Salt Rock has been in the field 50 times for the storm, while it averages around 125 calls in a year. Ona has responded to 55 to 60 calls, about one-third of the 175 to 200 they average a year. In eastern Cabell County, Milton has responded to 71 storm-related calls compared to 600 average calls a year. Culloden has been on 20 to 30 calls when it averages 120 a year.
Fields said the work is overwhelming.
“It’s been nonstop cutting trees,” he said. “No sooner than when they get trees cut, on the way out they are getting trees cut again.”
Both Frazier and Fields agreed the most eerie situation was hearing trees crackling and falling around them as they attempted to clear roads. Fields said the volunteers could cut down trees trying to get to a house and have to cut more just to go back the way they came.
Frazier said in the darkness it was hard to tell if one would hit you. One day crews were on Blue Sulphur Road clearing the area when they got in a situation where the chain saw chain broke and trees were falling around them. Another crew had to get to them so they could drive to safety, he said.

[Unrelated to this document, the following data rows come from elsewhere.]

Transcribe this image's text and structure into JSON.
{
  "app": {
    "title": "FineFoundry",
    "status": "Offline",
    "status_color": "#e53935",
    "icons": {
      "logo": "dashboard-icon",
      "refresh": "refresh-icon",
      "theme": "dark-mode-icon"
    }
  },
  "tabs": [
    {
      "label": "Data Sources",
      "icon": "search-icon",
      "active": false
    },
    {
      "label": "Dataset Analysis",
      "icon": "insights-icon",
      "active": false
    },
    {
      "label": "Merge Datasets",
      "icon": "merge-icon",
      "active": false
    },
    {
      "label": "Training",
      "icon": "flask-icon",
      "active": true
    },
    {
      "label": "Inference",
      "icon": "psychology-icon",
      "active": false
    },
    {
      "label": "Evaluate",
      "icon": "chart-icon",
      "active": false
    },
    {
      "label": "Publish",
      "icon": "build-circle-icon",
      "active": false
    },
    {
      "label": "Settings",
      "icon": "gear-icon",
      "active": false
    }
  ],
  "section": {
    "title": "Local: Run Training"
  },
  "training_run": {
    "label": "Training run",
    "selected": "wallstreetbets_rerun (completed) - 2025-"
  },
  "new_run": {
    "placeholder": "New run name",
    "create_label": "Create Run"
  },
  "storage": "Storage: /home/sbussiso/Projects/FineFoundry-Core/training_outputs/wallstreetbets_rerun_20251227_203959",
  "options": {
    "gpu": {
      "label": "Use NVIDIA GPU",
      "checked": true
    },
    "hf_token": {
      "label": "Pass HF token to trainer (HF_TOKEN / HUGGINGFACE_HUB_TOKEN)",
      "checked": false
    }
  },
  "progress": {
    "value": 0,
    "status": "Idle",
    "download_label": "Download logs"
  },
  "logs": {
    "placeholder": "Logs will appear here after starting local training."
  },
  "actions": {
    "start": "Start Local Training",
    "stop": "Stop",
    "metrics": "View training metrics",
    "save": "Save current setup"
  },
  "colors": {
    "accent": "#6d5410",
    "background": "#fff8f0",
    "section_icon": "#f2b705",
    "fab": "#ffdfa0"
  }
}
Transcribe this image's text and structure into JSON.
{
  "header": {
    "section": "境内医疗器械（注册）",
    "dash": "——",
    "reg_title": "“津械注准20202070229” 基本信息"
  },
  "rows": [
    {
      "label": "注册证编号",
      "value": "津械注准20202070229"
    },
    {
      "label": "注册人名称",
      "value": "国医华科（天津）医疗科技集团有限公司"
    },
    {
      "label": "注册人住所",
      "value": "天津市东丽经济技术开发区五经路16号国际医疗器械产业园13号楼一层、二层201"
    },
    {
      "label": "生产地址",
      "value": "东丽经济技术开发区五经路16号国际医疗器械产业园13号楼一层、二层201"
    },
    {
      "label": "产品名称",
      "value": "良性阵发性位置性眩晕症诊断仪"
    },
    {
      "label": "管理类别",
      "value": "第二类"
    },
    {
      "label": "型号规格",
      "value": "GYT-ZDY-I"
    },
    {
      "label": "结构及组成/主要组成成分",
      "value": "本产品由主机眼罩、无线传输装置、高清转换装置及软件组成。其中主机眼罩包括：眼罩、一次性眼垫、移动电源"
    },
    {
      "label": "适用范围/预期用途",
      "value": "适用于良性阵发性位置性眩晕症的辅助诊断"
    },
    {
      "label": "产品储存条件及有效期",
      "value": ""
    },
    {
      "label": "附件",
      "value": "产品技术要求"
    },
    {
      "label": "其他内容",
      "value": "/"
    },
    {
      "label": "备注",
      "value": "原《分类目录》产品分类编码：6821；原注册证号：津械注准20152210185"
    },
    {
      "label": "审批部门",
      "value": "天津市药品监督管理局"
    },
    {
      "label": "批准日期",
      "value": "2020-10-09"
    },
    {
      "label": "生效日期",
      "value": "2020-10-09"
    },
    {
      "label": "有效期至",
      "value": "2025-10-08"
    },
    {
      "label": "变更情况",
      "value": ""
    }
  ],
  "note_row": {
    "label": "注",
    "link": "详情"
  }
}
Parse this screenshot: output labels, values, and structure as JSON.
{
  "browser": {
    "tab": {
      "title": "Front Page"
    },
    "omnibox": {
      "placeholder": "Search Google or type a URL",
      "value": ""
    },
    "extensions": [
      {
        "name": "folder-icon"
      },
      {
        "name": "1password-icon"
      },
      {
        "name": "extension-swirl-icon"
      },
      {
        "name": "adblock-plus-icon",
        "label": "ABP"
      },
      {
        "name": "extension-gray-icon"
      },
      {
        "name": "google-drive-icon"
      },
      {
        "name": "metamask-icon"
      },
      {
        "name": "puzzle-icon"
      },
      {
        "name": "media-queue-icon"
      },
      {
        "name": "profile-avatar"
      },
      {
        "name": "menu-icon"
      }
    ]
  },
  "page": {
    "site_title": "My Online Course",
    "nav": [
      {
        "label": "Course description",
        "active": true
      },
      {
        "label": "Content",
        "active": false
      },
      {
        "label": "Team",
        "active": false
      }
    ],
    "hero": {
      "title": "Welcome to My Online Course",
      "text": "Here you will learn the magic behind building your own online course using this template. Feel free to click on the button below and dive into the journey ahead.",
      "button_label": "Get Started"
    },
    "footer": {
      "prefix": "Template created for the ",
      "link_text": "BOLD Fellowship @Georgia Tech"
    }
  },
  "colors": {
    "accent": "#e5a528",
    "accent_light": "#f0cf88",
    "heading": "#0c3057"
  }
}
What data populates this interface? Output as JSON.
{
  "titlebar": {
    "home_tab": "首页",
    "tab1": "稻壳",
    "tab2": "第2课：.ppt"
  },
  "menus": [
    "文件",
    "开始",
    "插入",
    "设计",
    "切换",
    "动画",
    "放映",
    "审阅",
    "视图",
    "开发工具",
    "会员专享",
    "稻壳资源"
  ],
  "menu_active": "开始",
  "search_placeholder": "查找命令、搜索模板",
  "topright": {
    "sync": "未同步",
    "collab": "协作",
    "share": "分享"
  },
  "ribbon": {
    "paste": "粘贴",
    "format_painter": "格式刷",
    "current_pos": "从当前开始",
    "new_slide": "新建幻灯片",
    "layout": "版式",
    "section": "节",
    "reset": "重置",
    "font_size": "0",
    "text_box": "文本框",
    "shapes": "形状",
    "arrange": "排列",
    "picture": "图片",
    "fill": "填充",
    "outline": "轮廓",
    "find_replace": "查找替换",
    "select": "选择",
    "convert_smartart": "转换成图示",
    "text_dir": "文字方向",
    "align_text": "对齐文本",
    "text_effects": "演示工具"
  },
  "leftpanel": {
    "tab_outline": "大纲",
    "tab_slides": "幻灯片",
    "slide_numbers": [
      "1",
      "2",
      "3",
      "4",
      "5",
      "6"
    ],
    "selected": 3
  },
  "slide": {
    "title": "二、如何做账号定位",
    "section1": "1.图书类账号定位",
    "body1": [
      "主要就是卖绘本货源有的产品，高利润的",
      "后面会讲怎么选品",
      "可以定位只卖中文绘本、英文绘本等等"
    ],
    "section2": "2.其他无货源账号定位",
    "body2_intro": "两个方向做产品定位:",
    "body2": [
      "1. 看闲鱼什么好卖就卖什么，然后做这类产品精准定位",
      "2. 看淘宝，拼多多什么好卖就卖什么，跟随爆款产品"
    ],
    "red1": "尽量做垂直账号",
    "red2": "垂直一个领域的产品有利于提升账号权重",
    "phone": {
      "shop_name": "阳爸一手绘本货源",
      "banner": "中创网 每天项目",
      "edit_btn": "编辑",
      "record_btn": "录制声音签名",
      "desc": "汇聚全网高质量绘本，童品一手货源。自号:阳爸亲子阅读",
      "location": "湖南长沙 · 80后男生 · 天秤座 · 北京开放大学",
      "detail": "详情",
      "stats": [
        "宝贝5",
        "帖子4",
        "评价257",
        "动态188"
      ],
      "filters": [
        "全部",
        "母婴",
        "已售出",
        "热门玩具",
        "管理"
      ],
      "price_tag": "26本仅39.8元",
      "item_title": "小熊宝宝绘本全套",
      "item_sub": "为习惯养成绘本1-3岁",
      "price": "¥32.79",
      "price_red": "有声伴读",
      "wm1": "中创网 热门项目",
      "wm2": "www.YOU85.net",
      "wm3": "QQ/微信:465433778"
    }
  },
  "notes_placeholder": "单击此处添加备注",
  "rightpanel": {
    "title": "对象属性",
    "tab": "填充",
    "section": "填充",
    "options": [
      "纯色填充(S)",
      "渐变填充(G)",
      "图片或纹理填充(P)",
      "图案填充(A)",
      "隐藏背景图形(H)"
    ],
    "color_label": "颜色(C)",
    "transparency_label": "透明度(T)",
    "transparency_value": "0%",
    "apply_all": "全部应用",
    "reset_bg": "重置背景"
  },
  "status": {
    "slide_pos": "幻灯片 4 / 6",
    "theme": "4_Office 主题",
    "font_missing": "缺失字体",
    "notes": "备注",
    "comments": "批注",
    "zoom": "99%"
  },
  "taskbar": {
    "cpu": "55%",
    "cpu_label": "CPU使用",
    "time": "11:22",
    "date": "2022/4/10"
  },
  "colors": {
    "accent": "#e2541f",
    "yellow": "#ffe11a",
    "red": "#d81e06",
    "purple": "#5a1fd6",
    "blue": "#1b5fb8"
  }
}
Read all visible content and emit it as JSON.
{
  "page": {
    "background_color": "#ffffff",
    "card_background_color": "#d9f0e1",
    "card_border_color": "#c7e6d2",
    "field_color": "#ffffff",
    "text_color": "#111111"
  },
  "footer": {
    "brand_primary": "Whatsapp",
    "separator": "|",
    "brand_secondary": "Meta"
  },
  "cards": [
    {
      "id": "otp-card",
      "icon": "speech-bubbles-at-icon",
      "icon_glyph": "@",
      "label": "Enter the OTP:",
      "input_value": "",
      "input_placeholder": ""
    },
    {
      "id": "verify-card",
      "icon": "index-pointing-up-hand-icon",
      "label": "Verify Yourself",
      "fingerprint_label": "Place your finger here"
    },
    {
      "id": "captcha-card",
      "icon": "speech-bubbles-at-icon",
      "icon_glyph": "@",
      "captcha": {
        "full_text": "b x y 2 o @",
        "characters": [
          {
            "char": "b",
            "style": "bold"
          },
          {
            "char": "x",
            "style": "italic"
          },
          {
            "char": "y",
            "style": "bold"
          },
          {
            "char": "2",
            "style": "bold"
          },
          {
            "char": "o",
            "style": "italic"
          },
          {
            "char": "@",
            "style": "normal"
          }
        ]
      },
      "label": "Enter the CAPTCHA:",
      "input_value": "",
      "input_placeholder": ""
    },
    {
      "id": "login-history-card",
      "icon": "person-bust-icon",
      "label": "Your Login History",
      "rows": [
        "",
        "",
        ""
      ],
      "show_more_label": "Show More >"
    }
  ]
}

“It looks like a war zone out there when you go down some of these roads,” he said. “Everyone is out there putting 150% in as far as getting these trees removed. Sometimes we can only do so much because we are restricted (in some situations).”
Downed power lines and other hazards slow them down.
As the storms move away and the departments start to catch up on work, the members are hoping they can get back to normal, or whatever normal is with the ongoing COVID-19 pandemic.
Frazier said the focus is now helping the power company, other utility companies and contractors in any way they can.
“We know it’s rough and everybody has gone through it throughout the storm, but please have patience. They will get everything turned back on,” he said.
He said it’s crucial no one be on roads during storms like what were seen last week. He also warned people should stay away from downed power lines or anything that might seem out of the ordinary.
“I know all the fire departments felt when they were trying to access the situation and cut trees down, there was just so much unnecessary traffic on the roads. That causes a whole other problem,” he said.
Even with the few people making it harder, seeing the community give back helps, Frazier said. Businesses have dropped off food and residents have jumped in and worked alongside the VFD crews to help do the work.
Frazier said the little things like those matter tremendously.